The floor of the church is almost entirely covered by 333 emergency blankets, each measuring 211 × 160 cm, with narrow walkways in between. The coverings are made of Mylar, a shiny, gold-coloured insulation foil, which has come to be familiar from news images of refugees on lifeboats. The emergency blankets offer shelter against cold and wind, much as the church itself once offered its protection. While the flimsy material has, here and there, been crumpled by visitors stepping on it, the gleaming reflection is mesmerising. The bluestone slabs of the floor have been transformed into a glistening sea that glitters in the warm sunlight flooding through the huge church windows. The folds in the emergency blankets echo the pattern of the stained glass.

The rescue blankets are clearly a reference to the unfortunate migrants who, seeking to escape unbearable situations at home, set out to sea in rickety boats attempting to reach Europe. Van Sonsbeeck previously used Mylar in her Anti Drone Tent (2013), a construction that shields users from the heat-scanning gaze of drones. In the Old Church – and the location doubtlessly plays a role in this – Mylar takes on a heavenly connotation. Its golden glow is reflected onto the tomb of Vice-Admiral Abraham van der Hulst, who died in 1666 in a naval battle against the English. The relief on the tomb monument shows the deceased hero lying on his back, eyes closed, while above him angels blow on golden trumpets. Death is marble; eternal life is golden.

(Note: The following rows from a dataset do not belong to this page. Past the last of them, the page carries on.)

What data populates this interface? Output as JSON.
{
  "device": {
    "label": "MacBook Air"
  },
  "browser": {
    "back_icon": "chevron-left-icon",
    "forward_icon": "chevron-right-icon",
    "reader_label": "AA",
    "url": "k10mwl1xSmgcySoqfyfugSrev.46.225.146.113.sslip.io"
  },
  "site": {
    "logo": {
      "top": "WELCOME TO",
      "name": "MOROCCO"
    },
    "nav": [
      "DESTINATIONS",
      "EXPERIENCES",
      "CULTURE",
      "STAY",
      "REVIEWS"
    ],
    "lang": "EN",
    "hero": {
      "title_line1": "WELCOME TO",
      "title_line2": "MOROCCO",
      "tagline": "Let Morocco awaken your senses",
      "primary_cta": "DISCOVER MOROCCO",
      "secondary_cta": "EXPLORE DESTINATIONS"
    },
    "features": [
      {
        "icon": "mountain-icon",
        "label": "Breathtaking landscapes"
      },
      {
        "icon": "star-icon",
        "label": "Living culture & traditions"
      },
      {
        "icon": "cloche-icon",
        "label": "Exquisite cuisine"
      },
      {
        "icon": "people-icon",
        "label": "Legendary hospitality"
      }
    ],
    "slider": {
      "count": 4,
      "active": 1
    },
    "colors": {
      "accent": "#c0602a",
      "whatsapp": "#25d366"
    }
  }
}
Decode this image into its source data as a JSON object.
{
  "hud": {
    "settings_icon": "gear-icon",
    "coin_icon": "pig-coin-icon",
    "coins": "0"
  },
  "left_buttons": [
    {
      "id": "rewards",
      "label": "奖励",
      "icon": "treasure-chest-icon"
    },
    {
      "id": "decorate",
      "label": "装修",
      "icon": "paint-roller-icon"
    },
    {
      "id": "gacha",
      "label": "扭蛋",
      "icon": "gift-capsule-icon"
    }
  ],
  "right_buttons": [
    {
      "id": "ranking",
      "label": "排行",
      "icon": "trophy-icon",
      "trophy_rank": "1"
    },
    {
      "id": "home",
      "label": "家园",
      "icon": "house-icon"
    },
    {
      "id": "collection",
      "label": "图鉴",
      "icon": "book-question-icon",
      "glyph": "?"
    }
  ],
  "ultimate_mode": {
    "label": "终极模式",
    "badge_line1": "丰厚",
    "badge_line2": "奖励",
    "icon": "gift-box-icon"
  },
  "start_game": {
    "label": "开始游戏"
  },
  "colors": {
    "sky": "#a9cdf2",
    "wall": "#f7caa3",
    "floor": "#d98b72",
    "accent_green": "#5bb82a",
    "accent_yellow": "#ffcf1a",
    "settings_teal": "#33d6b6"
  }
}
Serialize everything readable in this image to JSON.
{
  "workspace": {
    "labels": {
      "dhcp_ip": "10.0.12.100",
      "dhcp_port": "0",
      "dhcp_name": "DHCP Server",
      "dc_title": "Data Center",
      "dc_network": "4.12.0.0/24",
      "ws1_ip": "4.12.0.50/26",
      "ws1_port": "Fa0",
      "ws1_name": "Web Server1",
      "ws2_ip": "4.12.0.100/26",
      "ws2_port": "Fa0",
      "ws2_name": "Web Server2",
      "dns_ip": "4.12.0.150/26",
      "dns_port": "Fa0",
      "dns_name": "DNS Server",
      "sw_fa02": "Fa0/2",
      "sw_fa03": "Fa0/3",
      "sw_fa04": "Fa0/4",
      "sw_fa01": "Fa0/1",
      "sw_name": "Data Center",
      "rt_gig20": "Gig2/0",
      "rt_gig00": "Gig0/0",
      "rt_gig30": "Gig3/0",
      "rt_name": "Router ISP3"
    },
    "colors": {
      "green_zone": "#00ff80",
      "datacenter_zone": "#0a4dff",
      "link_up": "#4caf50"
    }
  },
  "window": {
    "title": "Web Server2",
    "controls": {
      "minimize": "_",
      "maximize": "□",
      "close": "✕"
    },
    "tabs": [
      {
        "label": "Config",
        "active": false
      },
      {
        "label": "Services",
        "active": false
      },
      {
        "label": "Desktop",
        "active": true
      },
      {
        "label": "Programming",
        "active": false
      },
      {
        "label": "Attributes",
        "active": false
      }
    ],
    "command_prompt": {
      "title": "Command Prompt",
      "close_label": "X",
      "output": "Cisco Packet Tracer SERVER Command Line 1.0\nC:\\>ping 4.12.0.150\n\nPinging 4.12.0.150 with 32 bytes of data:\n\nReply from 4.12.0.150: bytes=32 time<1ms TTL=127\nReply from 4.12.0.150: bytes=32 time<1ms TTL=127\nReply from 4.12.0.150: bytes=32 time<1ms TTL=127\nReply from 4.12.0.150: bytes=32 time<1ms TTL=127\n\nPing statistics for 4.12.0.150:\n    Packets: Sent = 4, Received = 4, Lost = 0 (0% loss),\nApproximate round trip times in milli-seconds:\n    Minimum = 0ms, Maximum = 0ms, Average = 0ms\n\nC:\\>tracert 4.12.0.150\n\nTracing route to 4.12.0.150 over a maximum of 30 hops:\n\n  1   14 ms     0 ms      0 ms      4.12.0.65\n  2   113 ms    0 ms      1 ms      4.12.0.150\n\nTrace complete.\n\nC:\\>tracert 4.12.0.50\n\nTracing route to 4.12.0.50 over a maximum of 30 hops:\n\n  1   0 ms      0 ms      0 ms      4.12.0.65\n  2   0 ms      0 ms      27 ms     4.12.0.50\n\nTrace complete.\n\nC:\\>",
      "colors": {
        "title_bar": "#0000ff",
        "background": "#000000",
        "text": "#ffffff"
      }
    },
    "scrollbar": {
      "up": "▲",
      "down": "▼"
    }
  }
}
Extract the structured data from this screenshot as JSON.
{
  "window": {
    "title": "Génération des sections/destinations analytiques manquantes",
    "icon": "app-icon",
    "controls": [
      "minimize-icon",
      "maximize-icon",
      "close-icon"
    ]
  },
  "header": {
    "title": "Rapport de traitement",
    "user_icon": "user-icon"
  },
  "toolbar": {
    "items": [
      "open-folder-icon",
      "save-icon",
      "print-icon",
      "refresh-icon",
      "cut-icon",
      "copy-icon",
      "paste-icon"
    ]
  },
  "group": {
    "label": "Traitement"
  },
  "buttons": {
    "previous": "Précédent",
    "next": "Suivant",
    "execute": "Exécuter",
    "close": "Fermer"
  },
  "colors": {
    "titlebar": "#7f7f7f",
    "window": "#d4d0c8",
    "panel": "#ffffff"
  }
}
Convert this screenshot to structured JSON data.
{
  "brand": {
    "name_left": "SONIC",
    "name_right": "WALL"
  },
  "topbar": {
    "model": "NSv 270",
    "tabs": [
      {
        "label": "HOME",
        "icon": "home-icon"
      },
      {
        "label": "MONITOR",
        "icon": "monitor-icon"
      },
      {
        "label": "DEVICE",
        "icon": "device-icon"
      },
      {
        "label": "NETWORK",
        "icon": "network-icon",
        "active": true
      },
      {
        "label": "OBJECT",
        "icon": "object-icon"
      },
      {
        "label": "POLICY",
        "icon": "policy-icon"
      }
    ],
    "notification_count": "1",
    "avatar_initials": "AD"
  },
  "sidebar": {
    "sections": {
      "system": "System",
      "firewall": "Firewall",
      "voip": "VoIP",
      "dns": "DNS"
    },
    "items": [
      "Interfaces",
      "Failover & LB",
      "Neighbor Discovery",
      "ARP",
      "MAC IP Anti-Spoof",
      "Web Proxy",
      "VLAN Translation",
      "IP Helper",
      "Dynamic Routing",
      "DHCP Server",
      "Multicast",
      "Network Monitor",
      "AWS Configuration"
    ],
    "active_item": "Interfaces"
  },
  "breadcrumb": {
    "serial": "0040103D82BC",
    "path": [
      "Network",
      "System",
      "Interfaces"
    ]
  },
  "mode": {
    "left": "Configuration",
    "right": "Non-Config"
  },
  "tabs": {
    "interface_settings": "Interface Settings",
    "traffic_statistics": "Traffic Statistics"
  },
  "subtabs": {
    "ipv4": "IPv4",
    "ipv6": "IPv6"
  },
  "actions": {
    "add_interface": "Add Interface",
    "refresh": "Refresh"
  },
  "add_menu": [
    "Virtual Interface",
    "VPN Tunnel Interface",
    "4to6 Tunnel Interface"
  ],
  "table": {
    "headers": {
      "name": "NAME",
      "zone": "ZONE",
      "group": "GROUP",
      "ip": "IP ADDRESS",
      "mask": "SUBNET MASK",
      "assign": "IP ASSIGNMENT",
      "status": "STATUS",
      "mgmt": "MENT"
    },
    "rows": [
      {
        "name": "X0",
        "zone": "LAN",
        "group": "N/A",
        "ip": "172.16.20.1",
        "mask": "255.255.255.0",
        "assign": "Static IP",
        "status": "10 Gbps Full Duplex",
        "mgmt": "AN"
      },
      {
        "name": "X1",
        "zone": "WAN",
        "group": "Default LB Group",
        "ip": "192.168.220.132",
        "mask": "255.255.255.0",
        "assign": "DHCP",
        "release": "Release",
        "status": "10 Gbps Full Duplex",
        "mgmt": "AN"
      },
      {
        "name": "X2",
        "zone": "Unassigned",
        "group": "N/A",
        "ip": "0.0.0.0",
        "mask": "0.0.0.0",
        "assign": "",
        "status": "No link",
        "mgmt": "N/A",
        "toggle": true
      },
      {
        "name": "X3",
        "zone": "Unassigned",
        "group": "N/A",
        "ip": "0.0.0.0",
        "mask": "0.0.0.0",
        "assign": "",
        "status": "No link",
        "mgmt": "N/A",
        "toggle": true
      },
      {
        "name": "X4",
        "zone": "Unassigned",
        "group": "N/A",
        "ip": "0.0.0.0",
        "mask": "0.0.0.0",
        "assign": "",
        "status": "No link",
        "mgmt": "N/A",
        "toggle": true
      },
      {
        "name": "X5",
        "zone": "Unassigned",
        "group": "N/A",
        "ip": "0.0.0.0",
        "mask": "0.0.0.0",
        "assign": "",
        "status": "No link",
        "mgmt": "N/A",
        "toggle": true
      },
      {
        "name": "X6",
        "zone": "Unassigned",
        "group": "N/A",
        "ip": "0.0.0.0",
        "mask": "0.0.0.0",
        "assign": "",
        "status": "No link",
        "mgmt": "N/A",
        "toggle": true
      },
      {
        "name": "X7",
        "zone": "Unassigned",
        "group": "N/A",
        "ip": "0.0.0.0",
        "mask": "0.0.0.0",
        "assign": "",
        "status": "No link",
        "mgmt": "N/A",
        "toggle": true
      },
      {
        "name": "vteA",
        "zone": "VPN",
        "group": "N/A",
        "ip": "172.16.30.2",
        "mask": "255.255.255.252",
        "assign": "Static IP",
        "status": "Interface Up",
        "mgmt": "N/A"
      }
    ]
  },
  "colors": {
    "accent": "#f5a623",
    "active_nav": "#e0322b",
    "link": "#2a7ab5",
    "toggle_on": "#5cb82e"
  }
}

In one of the chapels is a steel rack with three large oxygen tanks hanging from it: one original and two replicas cast in bronze, one of these last dull, the other polished to perfection. The blue original comes from Tristan da Cunha, one of the most remote places in the world, somewhere halfway between Africa and South America.

It washed up there having fallen off a lifeboat that was cast adrift from a sunken oil rig. On this sparsely populated island with no Internet access, van Sonsbeeck saw the empty tank being used as a gong: when the weather was favourable, this was rung to call fishermen to the harbour to set out to sea. Van Sonsbeeck’s gong is rung regularly by the church’s bell-ringer. He strikes it three times 37, three times in a row: 333 strikes in total, the same number as the emergency blankets (and, coincidence or not, exactly half of the Number of the Beast, as stated in the Book of Revelation). The sound is deafening, the frenzied rhythm alarming – an inescapable wakeup call that continues to reverberate for a long time afterwards. 

First published in the September 2017 issue of ArtReview